# Working data
───
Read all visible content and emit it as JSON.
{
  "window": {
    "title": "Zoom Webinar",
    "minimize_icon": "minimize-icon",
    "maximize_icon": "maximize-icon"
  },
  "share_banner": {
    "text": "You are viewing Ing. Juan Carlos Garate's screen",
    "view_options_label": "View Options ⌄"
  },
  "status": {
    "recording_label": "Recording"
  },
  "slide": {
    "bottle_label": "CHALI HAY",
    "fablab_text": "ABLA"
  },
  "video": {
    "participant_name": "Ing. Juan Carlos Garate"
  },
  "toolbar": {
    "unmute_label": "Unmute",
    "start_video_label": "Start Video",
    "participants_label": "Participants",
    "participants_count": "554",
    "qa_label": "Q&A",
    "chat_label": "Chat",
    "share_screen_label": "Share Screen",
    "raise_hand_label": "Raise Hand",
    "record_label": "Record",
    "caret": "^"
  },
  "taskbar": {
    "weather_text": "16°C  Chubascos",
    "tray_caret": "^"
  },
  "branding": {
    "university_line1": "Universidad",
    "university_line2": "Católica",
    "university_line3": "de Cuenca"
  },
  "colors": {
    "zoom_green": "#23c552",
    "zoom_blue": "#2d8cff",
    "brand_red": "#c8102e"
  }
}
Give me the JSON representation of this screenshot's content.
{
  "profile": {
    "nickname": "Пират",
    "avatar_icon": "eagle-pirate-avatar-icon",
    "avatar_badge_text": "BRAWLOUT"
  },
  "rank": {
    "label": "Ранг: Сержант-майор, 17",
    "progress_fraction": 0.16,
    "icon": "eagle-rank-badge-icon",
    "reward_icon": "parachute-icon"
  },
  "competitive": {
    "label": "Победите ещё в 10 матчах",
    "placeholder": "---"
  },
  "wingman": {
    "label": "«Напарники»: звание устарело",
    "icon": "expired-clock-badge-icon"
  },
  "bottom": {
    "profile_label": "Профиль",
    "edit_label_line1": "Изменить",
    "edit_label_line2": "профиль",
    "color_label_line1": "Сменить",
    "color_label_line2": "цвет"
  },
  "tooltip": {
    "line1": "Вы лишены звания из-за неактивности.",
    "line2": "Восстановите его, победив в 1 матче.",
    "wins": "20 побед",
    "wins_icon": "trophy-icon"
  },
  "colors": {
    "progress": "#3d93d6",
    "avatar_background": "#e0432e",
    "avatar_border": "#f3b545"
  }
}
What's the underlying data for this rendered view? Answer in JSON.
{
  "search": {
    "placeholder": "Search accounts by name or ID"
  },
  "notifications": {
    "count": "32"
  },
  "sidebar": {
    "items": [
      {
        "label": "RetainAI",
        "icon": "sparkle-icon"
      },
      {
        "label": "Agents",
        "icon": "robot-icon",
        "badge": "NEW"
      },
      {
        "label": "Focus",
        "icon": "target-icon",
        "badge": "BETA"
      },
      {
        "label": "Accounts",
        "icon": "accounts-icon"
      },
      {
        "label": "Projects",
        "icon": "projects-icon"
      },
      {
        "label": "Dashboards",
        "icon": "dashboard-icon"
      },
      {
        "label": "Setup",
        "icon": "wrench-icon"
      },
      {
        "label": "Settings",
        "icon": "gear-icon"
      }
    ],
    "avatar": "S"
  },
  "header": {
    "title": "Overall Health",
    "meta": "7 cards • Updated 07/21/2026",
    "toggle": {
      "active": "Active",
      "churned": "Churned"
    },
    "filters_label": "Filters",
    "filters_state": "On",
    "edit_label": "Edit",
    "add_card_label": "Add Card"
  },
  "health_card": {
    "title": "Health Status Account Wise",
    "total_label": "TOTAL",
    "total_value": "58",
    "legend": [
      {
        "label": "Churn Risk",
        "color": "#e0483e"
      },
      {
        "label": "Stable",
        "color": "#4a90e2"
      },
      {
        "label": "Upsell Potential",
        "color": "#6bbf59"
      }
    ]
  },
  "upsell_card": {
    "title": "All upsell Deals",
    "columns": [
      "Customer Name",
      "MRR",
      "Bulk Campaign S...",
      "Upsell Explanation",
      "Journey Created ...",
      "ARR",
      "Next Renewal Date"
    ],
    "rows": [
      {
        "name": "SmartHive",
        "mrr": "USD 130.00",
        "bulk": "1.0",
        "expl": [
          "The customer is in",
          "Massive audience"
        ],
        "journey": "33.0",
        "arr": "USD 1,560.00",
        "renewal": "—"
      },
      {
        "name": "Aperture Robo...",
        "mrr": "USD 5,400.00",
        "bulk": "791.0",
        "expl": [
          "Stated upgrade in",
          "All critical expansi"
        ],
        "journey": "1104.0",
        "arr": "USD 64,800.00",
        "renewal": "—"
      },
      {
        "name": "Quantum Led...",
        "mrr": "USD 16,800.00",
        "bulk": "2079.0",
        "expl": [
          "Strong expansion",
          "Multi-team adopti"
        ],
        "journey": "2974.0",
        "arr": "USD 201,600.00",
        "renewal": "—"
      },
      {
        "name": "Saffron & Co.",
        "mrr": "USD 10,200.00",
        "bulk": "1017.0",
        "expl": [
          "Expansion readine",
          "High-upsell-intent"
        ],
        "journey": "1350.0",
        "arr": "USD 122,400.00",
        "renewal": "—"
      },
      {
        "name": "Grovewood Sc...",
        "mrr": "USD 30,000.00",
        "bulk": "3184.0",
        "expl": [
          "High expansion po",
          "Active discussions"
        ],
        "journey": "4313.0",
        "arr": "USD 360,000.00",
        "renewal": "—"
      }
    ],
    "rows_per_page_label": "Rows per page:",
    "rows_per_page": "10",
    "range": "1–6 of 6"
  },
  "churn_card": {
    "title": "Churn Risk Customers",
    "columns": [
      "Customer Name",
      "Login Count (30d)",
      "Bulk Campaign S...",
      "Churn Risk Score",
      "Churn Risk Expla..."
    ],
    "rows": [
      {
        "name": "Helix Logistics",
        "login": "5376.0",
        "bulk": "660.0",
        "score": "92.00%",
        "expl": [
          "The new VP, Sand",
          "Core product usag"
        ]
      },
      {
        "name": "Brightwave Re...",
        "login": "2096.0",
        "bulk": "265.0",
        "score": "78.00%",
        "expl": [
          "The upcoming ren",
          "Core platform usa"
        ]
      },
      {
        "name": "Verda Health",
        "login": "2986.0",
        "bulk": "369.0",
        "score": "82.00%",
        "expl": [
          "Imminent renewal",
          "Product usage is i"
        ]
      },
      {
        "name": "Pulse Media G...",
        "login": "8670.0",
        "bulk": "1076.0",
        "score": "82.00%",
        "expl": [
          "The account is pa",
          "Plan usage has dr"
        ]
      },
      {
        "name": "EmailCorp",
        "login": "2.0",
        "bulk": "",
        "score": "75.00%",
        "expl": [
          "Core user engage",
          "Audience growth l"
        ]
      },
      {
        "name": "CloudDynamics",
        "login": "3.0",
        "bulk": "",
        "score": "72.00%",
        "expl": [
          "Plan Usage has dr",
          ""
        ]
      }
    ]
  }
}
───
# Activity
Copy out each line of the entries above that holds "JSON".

# Task result
Read all visible content and emit it as JSON.
Give me the JSON representation of this screenshot's content.
What's the underlying data for this rendered view? Answer in JSON.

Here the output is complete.